European leaders launched plans Saturday to create a new crisis fund aimed at all troubled euro countries, as the Greek debt chaos put the eurozone into a "state of emergency."
The 16 heads of the countries that share the euro currency said they want to build an emergency fund for countries targeted by powerful bond markets, after the region's debt mountain sent global bourses tumbling and triggered alarm from the US to Asia.
"Between now and Sunday night we will have a watertight line of defence in the eurozone," declared euro finance chief Jean-Claude Juncker.
|French President Nicolas Sarkozy (L) walks with German Chancellor Angela Merkel prior to an extraordinary European Union summit at the European Council headquarters in Brussels.|
The leaders, meeting in Brussels, also agreed to impose new curbs on speculators blamed for sustained and deliberate attacks.
German Chancellor Angela Merkel said that the "stabilisation" fund would send "a very clear signal" to market speculators to back off.
A decision to "accelerate" public deficit reduction plans and "reinforce" rules limiting room for maneouvre on broken budgets came after they concluded a much-vaunted deal to loan debt-addled Greece 80 billion euros (just over 100 billion dollars) over three years.
A meeting of all 27 European Union finance ministers, tasked with setting up the fund worth scores of billions of euros, was hastily arranged for Sunday in Brussels to deal with what French President Nicolas Sarkozy called a "systemic crisis."
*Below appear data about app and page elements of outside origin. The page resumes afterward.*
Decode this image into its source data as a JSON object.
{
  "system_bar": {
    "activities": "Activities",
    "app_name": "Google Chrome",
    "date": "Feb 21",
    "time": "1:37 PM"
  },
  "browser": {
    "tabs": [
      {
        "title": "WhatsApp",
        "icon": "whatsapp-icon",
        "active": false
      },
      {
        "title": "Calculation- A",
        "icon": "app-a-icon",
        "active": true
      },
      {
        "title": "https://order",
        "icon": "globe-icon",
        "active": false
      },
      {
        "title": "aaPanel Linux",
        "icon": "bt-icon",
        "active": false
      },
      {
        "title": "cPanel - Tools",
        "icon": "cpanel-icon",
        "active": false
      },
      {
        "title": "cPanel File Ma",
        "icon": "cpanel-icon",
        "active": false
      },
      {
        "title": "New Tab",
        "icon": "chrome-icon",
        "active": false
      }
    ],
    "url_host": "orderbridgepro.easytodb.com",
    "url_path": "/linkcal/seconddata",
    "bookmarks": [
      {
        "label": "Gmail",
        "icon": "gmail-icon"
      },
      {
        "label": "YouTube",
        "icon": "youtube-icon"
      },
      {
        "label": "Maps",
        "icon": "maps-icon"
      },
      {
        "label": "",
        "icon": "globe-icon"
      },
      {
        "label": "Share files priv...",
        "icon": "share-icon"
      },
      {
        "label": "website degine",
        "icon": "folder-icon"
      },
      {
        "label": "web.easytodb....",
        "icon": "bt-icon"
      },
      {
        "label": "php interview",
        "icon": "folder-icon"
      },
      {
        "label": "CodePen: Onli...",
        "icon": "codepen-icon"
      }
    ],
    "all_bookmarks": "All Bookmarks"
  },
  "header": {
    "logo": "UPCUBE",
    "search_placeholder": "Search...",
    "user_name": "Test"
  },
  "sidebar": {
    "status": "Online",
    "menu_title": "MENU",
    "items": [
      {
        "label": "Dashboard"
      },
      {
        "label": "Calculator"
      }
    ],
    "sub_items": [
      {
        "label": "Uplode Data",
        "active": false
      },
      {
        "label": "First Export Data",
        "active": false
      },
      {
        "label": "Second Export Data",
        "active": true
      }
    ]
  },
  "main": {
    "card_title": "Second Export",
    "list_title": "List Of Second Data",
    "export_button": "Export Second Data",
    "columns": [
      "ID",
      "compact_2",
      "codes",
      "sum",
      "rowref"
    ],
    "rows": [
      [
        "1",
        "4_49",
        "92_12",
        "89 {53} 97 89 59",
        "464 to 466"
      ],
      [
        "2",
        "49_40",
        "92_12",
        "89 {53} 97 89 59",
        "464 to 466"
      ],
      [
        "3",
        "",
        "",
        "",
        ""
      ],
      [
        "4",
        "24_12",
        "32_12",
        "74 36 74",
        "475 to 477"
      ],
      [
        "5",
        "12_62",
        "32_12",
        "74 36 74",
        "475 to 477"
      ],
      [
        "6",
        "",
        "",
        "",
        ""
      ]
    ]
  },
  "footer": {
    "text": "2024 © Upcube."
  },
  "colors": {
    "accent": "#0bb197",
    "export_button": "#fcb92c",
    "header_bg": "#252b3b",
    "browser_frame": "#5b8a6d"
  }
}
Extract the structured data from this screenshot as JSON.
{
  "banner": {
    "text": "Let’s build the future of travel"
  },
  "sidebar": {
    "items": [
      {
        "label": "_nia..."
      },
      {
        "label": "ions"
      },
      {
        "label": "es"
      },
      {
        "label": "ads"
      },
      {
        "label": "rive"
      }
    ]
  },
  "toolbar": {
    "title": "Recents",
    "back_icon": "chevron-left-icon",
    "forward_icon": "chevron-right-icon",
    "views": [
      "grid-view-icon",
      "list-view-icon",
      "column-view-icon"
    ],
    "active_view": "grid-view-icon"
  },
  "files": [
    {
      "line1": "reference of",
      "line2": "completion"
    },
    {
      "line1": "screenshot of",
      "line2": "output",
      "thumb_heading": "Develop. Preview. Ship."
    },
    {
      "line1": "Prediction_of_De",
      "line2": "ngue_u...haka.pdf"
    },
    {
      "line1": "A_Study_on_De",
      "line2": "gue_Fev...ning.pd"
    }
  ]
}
"We are now at the stage of community mechanism, it is the whole eurozone that needs to defend itself," through "general moblisation," the French leader said.
"There is no doubt that the eurozone is going through the most serious crisis since its creation," he underlined.
The leaders acknowledged, during their late-night crisis summit at the EU headquarters in Brussels, that the scale of the problem had gone way beyond Greece.
Italian premier Silvio Berlusconi told his peers that the 11-year-old shared currency area was in a "state of emergency" and exceptional measures were required.
What began as concern over fraudulent financial reporting in Athens, and escalated to deadly riots in Athens against austerity measures, has now turned potentially into a stand-off between euro nations and markets that have been resolutely unimpressed by EU action to date.
Greek premier George Papandreou said the talks "re-confirmed that the need to safeguard the eurozone goes beyond Greece's problems."
Papandreou also said the transfer billions of euros of crisis loans was imminent.
"In the following days, Greece will receive the first tranche of the 110 billion euros from the EU and the IMF," Papandreou said. "This will allow us to implement our (austerity) programme and our reforms."
Saturday's sweeping decisions came after the United States, Japan and Canada relayed their growing concerns, via the G7 forum, to France, Germany, Italy and non-eurozone Britain, which is itself heavily indebted.
US President Barack Obama himself spoke with German Chancellor Merkel, and called for a "strong policy response" extending to the wider "international community."
Sources stressed that talks on an idea for the European Commission to pour up to 70 billion euros into a reserve pool would require the European Central Bank's agreement, given its politically independent status.
ECB chief Jean-Claude Trichet said the summit's outcome was "excellent," but underlined: "I don't want to make any comment, this mechanism is the responsibility of the EU council (of leaders) and of the European Commission."
Currently 13 of the 16 currency partners are under excessive deficit surveillance, having breached set guidelines.
Parliamentary and legal maneouvres needed to sign off on an unprecedented 110-billion-euro (145-billion-dollar) bailout for debt-laden Greece, backed by the IMF, were largely completed in advance of the talks in Brussels.
However, Australian Prime Minister Kevin Rudd said markets had already judged Greek bailout action "inadequate" after stocks plummeted in Asia and on Wall Street, the euro plumbed a 14-month low against the dollar and Japan said it would need to plough more than 20 billion dollars into shaken Asian financial markets.